Extracted data entries:
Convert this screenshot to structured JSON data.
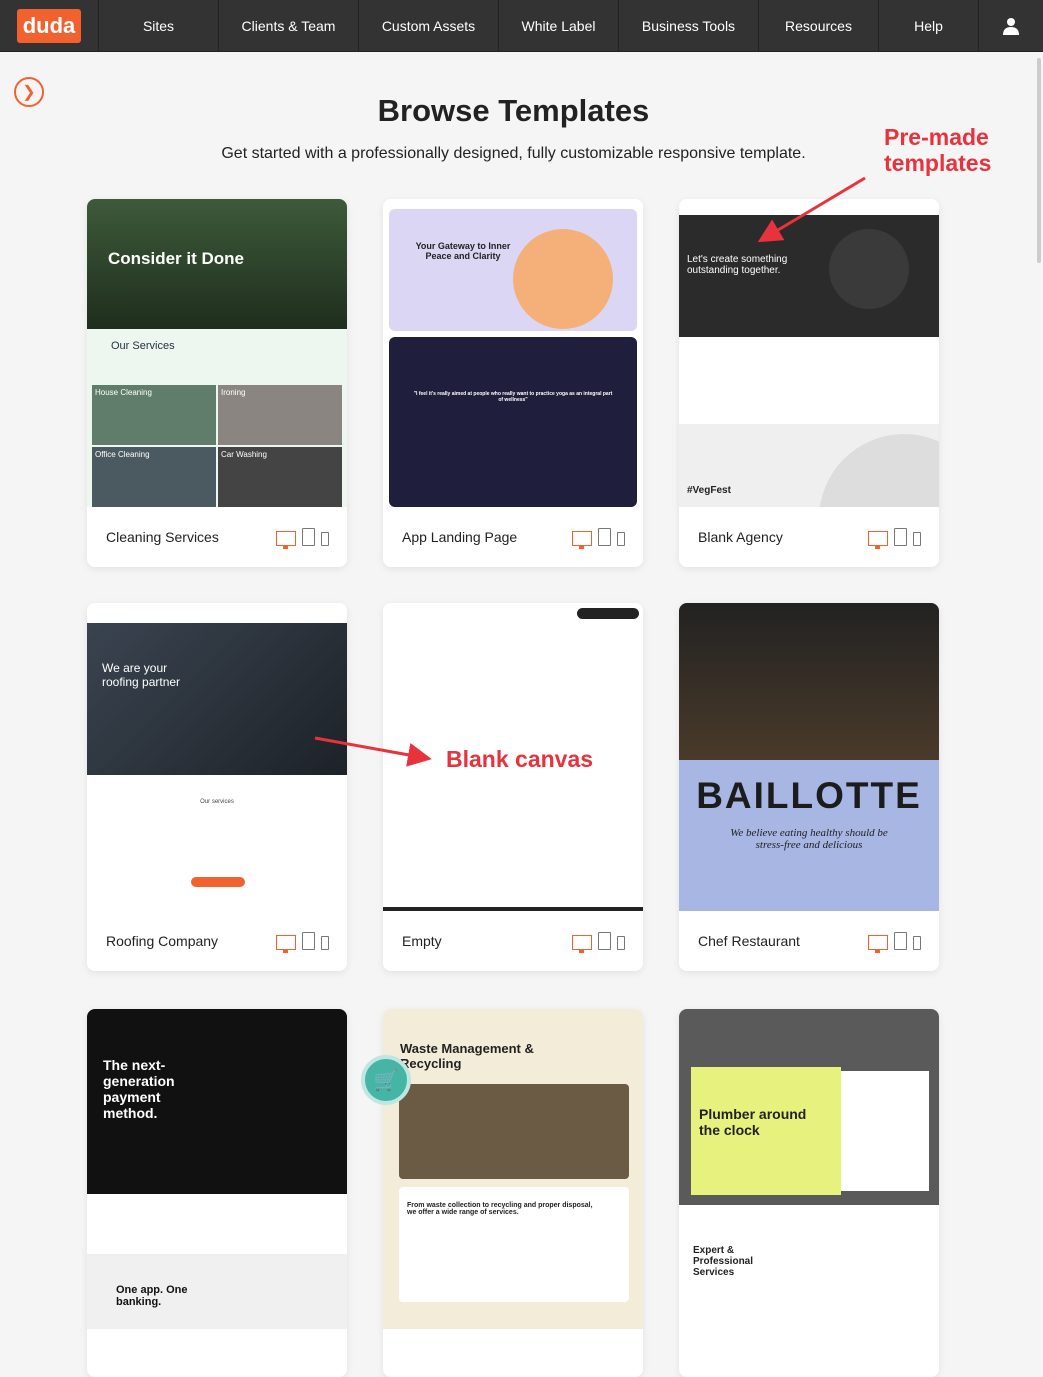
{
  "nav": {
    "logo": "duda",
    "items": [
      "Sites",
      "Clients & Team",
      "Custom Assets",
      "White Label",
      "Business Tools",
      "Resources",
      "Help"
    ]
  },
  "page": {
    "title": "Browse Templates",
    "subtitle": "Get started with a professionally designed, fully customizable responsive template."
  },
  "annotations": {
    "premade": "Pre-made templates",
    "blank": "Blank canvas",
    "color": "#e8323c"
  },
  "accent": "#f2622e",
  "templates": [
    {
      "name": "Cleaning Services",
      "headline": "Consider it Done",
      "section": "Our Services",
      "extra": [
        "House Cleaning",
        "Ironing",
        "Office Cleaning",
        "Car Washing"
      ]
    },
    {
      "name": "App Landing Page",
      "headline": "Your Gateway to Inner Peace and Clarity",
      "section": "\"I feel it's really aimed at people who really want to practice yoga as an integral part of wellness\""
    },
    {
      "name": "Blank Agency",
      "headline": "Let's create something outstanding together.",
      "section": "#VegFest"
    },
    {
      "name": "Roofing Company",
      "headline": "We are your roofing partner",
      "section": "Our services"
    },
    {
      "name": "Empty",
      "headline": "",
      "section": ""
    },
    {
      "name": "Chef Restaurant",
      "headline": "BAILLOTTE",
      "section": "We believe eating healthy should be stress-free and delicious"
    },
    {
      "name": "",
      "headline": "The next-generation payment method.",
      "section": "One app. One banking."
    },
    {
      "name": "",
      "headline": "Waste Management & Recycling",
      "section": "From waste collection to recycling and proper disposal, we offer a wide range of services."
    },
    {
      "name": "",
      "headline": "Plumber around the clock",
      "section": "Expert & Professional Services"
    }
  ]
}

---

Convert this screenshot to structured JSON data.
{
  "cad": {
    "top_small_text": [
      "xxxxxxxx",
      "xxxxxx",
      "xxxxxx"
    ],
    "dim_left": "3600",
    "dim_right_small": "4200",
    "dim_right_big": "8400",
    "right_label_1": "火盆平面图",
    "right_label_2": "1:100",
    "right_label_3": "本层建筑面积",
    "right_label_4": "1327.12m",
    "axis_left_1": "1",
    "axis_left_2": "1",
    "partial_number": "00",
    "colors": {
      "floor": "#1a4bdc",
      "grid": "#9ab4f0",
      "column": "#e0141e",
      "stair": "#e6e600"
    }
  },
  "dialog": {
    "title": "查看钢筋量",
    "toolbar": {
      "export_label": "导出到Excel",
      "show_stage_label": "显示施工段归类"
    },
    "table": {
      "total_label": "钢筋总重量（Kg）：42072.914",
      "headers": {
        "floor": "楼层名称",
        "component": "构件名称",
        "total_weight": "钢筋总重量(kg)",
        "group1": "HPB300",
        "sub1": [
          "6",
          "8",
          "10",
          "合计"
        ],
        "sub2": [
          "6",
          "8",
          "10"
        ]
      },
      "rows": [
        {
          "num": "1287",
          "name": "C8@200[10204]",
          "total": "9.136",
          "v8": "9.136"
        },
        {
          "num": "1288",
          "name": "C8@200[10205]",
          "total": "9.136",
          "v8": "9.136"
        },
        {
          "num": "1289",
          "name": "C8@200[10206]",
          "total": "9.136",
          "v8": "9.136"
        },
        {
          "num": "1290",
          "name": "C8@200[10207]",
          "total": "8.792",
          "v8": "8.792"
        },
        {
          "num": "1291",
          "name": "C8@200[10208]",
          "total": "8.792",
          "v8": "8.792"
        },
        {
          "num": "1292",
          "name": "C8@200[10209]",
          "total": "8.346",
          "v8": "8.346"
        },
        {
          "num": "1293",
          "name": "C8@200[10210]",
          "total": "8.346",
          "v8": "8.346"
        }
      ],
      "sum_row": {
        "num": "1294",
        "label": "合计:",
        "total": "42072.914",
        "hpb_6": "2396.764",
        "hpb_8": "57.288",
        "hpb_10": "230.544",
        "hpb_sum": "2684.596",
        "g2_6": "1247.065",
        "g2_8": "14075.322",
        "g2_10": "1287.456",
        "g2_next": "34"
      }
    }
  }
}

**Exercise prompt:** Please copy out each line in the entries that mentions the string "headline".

**Task response:**
      "headline": "Consider it Done",
      "headline": "Your Gateway to Inner Peace and Clarity",
      "headline": "Let's create something outstanding together.",
      "headline": "We are your roofing partner",
      "headline": "",
      "headline": "BAILLOTTE",
      "headline": "The next-generation payment method.",
      "headline": "Waste Management & Recycling",
      "headline": "Plumber around the clock",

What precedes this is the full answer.